Retype every line below precisely as it appears.

*** Opening Input for this task ***

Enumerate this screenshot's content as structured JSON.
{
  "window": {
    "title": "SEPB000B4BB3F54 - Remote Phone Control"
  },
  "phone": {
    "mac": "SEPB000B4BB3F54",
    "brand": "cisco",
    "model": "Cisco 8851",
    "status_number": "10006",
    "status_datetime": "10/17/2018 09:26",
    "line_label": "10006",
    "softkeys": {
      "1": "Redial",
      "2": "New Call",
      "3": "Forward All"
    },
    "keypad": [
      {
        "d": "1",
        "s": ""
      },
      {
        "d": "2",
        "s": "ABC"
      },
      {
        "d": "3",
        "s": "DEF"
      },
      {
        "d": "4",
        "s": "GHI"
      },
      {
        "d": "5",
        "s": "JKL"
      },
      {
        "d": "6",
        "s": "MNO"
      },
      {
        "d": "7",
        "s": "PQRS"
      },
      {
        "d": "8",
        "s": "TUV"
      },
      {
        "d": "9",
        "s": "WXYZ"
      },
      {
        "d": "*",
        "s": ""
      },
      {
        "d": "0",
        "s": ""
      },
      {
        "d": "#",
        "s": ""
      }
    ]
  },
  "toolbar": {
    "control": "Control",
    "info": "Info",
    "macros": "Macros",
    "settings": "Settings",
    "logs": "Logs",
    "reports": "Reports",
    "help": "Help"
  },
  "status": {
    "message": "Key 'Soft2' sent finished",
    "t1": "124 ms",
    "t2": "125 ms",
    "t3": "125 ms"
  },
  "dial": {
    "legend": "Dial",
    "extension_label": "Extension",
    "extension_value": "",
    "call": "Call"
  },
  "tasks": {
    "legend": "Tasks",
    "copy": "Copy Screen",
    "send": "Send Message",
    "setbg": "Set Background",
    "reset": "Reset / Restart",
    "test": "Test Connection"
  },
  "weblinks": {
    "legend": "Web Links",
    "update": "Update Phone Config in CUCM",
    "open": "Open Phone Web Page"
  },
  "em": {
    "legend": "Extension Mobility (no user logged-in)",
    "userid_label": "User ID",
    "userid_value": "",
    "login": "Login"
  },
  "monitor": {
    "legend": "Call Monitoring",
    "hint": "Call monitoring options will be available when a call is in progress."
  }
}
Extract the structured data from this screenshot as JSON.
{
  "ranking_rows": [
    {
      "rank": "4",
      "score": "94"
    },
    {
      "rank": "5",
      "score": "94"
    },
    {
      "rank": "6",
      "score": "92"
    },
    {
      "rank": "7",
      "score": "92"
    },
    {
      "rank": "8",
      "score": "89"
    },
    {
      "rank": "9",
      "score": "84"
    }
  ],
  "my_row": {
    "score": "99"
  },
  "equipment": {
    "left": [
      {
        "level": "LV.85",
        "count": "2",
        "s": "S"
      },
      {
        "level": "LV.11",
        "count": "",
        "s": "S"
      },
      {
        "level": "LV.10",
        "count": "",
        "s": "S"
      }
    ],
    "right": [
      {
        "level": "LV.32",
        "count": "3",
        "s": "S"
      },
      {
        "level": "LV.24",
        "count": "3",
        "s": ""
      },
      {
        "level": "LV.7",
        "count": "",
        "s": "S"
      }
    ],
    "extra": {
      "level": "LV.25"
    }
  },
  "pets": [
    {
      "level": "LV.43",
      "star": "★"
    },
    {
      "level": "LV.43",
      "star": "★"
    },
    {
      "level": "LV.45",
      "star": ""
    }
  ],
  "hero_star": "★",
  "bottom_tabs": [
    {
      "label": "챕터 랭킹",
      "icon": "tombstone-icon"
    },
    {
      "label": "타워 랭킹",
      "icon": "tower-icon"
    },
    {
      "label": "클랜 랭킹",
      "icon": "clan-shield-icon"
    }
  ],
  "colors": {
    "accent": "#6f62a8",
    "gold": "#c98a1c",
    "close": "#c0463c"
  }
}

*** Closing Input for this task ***

Your solution:
Enumerate this screenshot's content as structured JSON.
{
  "window": {
    "title": "SEPB000B4BB3F54 - Remote Phone Control"
  },
  "phone": {
    "mac": "SEPB000B4BB3F54",
    "brand": "cisco",
    "model": "Cisco 8851",
    "status_number": "10006",
    "status_datetime": "10/17/2018 09:26",
    "line_label": "10006",
    "softkeys": {
      "1": "Redial",
      "2": "New Call",
      "3": "Forward All"
    },
    "keypad": [
      {
        "d": "1",
        "s": ""
      },
      {
        "d": "2",
        "s": "ABC"
      },
      {
        "d": "3",
        "s": "DEF"
      },
      {
        "d": "4",
        "s": "GHI"
      },
      {
        "d": "5",
        "s": "JKL"
      },
      {
        "d": "6",
        "s": "MNO"
      },
      {
        "d": "7",
        "s": "PQRS"
      },
      {
        "d": "8",
        "s": "TUV"
      },
      {
        "d": "9",
        "s": "WXYZ"
      },
      {
        "d": "*",
        "s": ""
      },
      {
        "d": "0",
        "s": ""
      },
      {
        "d": "#",
        "s": ""
      }
    ]
  },
  "toolbar": {
    "control": "Control",
    "info": "Info",
    "macros": "Macros",
    "settings": "Settings",
    "logs": "Logs",
    "reports": "Reports",
    "help": "Help"
  },
  "status": {
    "message": "Key 'Soft2' sent finished",
    "t1": "124 ms",
    "t2": "125 ms",
    "t3": "125 ms"
  },
  "dial": {
    "legend": "Dial",
    "extension_label": "Extension",
    "extension_value": "",
    "call": "Call"
  },
  "tasks": {
    "legend": "Tasks",
    "copy": "Copy Screen",
    "send": "Send Message",
    "setbg": "Set Background",
    "reset": "Reset / Restart",
    "test": "Test Connection"
  },
  "weblinks": {
    "legend": "Web Links",
    "update": "Update Phone Config in CUCM",
    "open": "Open Phone Web Page"
  },
  "em": {
    "legend": "Extension Mobility (no user logged-in)",
    "userid_label": "User ID",
    "userid_value": "",
    "login": "Login"
  },
  "monitor": {
    "legend": "Call Monitoring",
    "hint": "Call monitoring options will be available when a call is in progress."
  }
}
Extract the structured data from this screenshot as JSON.
{
  "ranking_rows": [
    {
      "rank": "4",
      "score": "94"
    },
    {
      "rank": "5",
      "score": "94"
    },
    {
      "rank": "6",
      "score": "92"
    },
    {
      "rank": "7",
      "score": "92"
    },
    {
      "rank": "8",
      "score": "89"
    },
    {
      "rank": "9",
      "score": "84"
    }
  ],
  "my_row": {
    "score": "99"
  },
  "equipment": {
    "left": [
      {
        "level": "LV.85",
        "count": "2",
        "s": "S"
      },
      {
        "level": "LV.11",
        "count": "",
        "s": "S"
      },
      {
        "level": "LV.10",
        "count": "",
        "s": "S"
      }
    ],
    "right": [
      {
        "level": "LV.32",
        "count": "3",
        "s": "S"
      },
      {
        "level": "LV.24",
        "count": "3",
        "s": ""
      },
      {
        "level": "LV.7",
        "count": "",
        "s": "S"
      }
    ],
    "extra": {
      "level": "LV.25"
    }
  },
  "pets": [
    {
      "level": "LV.43",
      "star": "★"
    },
    {
      "level": "LV.43",
      "star": "★"
    },
    {
      "level": "LV.45",
      "star": ""
    }
  ],
  "hero_star": "★",
  "bottom_tabs": [
    {
      "label": "챕터 랭킹",
      "icon": "tombstone-icon"
    },
    {
      "label": "타워 랭킹",
      "icon": "tower-icon"
    },
    {
      "label": "클랜 랭킹",
      "icon": "clan-shield-icon"
    }
  ],
  "colors": {
    "accent": "#6f62a8",
    "gold": "#c98a1c",
    "close": "#c0463c"
  }
}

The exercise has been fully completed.